I completely agree with what the hon. Gentleman says about the strain on council finances. Councils often run swimming pools, but Hampton pool in my constituency—recently voted one of the country’s top seven heated lidos—is totally community run, by a charitable trust. It is not run by the local authority, so it does not have that level of security, and given that it has been left out of the energy bills discount scheme update that was announced yesterday, it is under a lot of financial pressure. I welcome the fact that the Minister will hold a roundtable, but it is important to recognise that not all swimming pools are run by local authorities.

Jeff Smith

The hon. Lady makes a really important point. The announcement of the new energy bills discount scheme yesterday came as a massive disappointment to the sector. There is no mention of sport and leisure facilities, no acknowledgment in the scheme that certain services such as swimming pools are particularly energy-intensive—they are not on the list of energy-intensive sectors—and no offer of bespoke support. To quote Huw Edwards, the chief executive of ukactive, the new scheme

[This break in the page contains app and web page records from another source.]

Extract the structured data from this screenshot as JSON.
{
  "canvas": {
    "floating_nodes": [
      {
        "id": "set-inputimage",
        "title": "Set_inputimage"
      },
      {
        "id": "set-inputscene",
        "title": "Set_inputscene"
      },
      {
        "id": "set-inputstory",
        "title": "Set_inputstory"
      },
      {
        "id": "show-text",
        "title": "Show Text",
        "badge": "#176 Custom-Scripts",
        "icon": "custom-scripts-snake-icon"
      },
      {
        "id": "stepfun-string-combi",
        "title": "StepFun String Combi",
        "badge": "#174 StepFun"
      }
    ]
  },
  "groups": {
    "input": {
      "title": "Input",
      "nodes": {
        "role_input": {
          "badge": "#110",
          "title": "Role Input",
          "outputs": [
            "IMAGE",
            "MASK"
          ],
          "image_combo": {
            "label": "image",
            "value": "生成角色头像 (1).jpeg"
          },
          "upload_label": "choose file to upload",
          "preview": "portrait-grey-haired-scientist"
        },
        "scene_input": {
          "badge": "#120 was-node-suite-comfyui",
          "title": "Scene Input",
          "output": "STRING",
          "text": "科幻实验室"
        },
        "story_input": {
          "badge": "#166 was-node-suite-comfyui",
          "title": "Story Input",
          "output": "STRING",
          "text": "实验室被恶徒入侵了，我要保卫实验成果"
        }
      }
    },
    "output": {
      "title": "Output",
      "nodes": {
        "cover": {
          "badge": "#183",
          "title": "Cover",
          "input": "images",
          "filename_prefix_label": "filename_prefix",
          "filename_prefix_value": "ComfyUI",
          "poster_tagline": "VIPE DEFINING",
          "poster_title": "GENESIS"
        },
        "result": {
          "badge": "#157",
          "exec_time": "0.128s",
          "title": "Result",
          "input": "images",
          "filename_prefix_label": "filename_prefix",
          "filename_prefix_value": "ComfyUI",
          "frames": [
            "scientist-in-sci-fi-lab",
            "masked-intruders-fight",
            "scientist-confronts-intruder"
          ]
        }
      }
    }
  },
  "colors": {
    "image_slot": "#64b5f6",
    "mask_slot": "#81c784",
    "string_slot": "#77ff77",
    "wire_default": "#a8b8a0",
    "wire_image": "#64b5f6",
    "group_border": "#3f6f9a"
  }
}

“will fail to give thousands of pools, leisure centres, and gyms the support they need to avoid further service restrictions, closures, and job losses.”

Ukactive says that 40% of council areas are at risk of losing their leisure centres or seeing a reduced service before the end of March this year, so the support that has been offered past that point will come too late for many.

I have to ask the Minister, what are the Government going to do to save these vital community assets? I look forward to the roundtable and hearing what he develops from that, but are they content to see pools and leisure centres close up and down the country? How does he plan to boost physical activity rates and sporting participation when the Government’s lack of support will lead to closures and price rises? It is not just councils that are feeling the pinch. Over a quarter of adults across the UK think they will need to cut back on their own sport and physical activity because of rising costs, so will the sports strategy, whenever we see it, contain plans to save our leisure facilities?

A decade on from the 2012 Olympics, despite the success of our brilliant athletes and the best efforts of our community volunteers, physical activity is flatlining, school sport is declining and facilities are under threat. The Government have failed to make the best of sport as a vital element to prevent ill health and boost the economy. Those failures will cost us all more in the long run, piling pressure on public services. The Government should use this debate as an opportunity to set out what they will do differently to promote PE in schools, address the inequalities in opportunity and participation, ensure we have the pools, gyms and leisure centres we need and to build a proper legacy for the money we have spent and the brilliance of the sporting heroes who inspire us. It is time for the Government to raise their game.